▶ _To do_: Your answer should consist only of the records, copied exactly, with the images removed.

START Dataset content

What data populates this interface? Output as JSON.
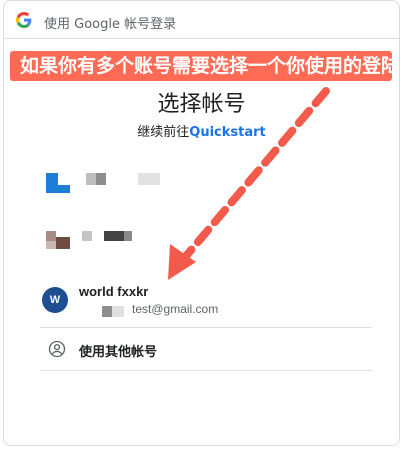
{
  "header": {
    "title": "使用 Google 帐号登录",
    "logo_icon": "google-g-icon"
  },
  "banner": {
    "text": "如果你有多个账号需要选择一个你使用的登陆"
  },
  "main": {
    "title": "选择帐号",
    "subtitle_prefix": "继续前往",
    "app_name": "Quickstart"
  },
  "accounts": [
    {
      "avatar_text": "W",
      "name": "world fxxkr",
      "email": "test@gmail.com"
    }
  ],
  "other_account": {
    "label": "使用其他帐号",
    "icon": "person-circle-icon"
  },
  "colors": {
    "banner_bg": "#ff6a55",
    "link_blue": "#1a73e8",
    "avatar_blue": "#1d4e8f",
    "annotation_arrow": "#f25b4b"
  }
}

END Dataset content

▶ _Answer for this exercise_:
What data populates this interface? Output as JSON.
{
  "header": {
    "title": "使用 Google 帐号登录",
    "logo_icon": "google-g-icon"
  },
  "banner": {
    "text": "如果你有多个账号需要选择一个你使用的登陆"
  },
  "main": {
    "title": "选择帐号",
    "subtitle_prefix": "继续前往",
    "app_name": "Quickstart"
  },
  "accounts": [
    {
      "avatar_text": "W",
      "name": "world fxxkr",
      "email": "test@gmail.com"
    }
  ],
  "other_account": {
    "label": "使用其他帐号",
    "icon": "person-circle-icon"
  },
  "colors": {
    "banner_bg": "#ff6a55",
    "link_blue": "#1a73e8",
    "avatar_blue": "#1d4e8f",
    "annotation_arrow": "#f25b4b"
  }
}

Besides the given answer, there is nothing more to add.